    Another frequent contributor to the junk email file is the Indiana Democrat Party, via Chairman Dan Parker. On an almost daily basis Parker spends most of his time, and wastes ours, by alternately pointing out the perceived shortcomings of both Richard Mourdock or Dick Lugar, the Republican candidates for Indiana’s U.S. Senate seat.
    But his bottom-line message day in and day out is usually much more difficult to discern. Is he openly pulling for Mourdock to knock off Lugar in the GOP primary, assuming — probably correctly so — that Mourdock would be ripe for defeat in next year’s general election? Or is he pulling for Lugar to prevail in the primary? And is that why he chose recently to remind readers that Herman Cain, the rapidly-sinking GOP presidential hopeful, had in August endorsed Mourdock?
    There was a time when Parker’s emails to this desk would be read in their entirety. But lately they’ve become filled mostly with hot air and empty rhetoric ... and have become much easier to ignore. We’ll check back with him after the GOP primary, and after the tea party has had its say.
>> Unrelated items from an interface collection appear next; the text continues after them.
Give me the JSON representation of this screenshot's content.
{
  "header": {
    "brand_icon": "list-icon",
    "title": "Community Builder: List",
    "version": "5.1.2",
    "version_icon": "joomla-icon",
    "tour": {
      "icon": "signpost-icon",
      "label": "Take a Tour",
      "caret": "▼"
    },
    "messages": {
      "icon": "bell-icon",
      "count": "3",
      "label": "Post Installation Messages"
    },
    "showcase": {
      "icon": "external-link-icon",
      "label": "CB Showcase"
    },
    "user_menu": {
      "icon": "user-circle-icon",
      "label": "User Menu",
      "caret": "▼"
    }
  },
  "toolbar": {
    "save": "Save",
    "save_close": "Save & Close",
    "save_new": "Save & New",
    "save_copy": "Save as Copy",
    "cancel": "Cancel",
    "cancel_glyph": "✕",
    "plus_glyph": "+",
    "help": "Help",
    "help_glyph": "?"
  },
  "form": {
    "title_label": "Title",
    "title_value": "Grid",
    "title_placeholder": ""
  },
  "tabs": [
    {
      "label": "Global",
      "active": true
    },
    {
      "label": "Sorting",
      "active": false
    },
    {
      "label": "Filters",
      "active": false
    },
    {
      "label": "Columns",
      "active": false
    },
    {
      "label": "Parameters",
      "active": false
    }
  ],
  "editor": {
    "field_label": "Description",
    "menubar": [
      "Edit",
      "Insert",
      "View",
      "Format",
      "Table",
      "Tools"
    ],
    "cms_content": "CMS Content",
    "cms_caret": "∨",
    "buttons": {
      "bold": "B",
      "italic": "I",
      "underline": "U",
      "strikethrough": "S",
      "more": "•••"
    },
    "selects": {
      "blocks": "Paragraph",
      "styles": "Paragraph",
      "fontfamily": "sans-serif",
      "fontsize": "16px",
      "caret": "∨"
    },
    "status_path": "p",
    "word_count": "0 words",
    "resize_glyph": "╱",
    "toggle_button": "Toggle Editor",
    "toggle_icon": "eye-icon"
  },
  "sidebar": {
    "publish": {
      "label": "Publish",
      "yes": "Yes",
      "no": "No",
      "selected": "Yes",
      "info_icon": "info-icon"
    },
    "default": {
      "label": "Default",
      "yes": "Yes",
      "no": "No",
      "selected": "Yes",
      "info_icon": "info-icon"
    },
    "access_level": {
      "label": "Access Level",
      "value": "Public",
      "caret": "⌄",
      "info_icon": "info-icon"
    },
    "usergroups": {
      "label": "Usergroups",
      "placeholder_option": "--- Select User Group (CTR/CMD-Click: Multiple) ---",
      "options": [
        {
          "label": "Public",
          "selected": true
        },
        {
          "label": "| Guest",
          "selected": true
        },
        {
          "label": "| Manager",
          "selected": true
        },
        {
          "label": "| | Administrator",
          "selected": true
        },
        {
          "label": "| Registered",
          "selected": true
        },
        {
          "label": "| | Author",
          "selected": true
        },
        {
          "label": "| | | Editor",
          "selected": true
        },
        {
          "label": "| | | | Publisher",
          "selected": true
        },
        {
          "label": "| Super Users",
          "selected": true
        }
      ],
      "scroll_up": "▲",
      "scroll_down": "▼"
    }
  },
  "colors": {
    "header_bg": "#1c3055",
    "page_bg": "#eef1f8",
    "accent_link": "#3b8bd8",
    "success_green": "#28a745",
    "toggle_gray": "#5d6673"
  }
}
    Lately a great number of submissions have been sent to this desk regarding the 2012 Farm Bill, a massive spending measure that covers a wide variety of agricultural issues — from subsidy payments to farmers and crop insurance to food stamps. The bill is reviewed and adjusted by Congress every five years.
    According to several accounts, increasing attention is now being paid to next year’s Farm Bill because of ongoing budget talks being held by the Joint Select Committee on Deficit Reduction (commonly referred to as the Super Committee). Subsidies to farmers, among other cutbacks, reportedly are being closely scrutinized by members of the Super Committee, which is charged with coming up with recommendations on how to cut the federal deficit by at least $1.5 trillion dollars over 10 years.
    While most of the food for thought that has been forwarded our way concerning the Farm Bill and its contents has varied greatly, depending upon its source of origin, one particular study was more enlightening than most.
    MapLight, a non-profit, non-partisan research organization, has conducted an analysis of campaign contributions over the past 10 years from the agribusiness sector to federal lawmakers who sit on the House and Senate agricultural committees, as well as contributions to those members now seated on the Super Committee.
    Over that time span, according to MapLight, members of the agriculture committees on both houses of Congress have received more than $26.6 million in combined campaign contributions from businesses and industries identified by the Center for Responsive Politics as being part of the agribusiness sector.
    During that same time frame, sitting members of the Super Committee have received $3.7 million from special interest ag groups. And, as MapLight points out, those figures do not necessarily represent all contributions from organizations and their members.
    Do you think money carries influence in the world of politics?
    More importantly, don’t you think it’s time for some serious reform to lobbyist and campaign finance laws? Until that happens, all the tea party rallies in the world will have little impact on the business-as-usual goings on in Washington.

    The writer is the opinion page editor of the Decatur Daily Democrat.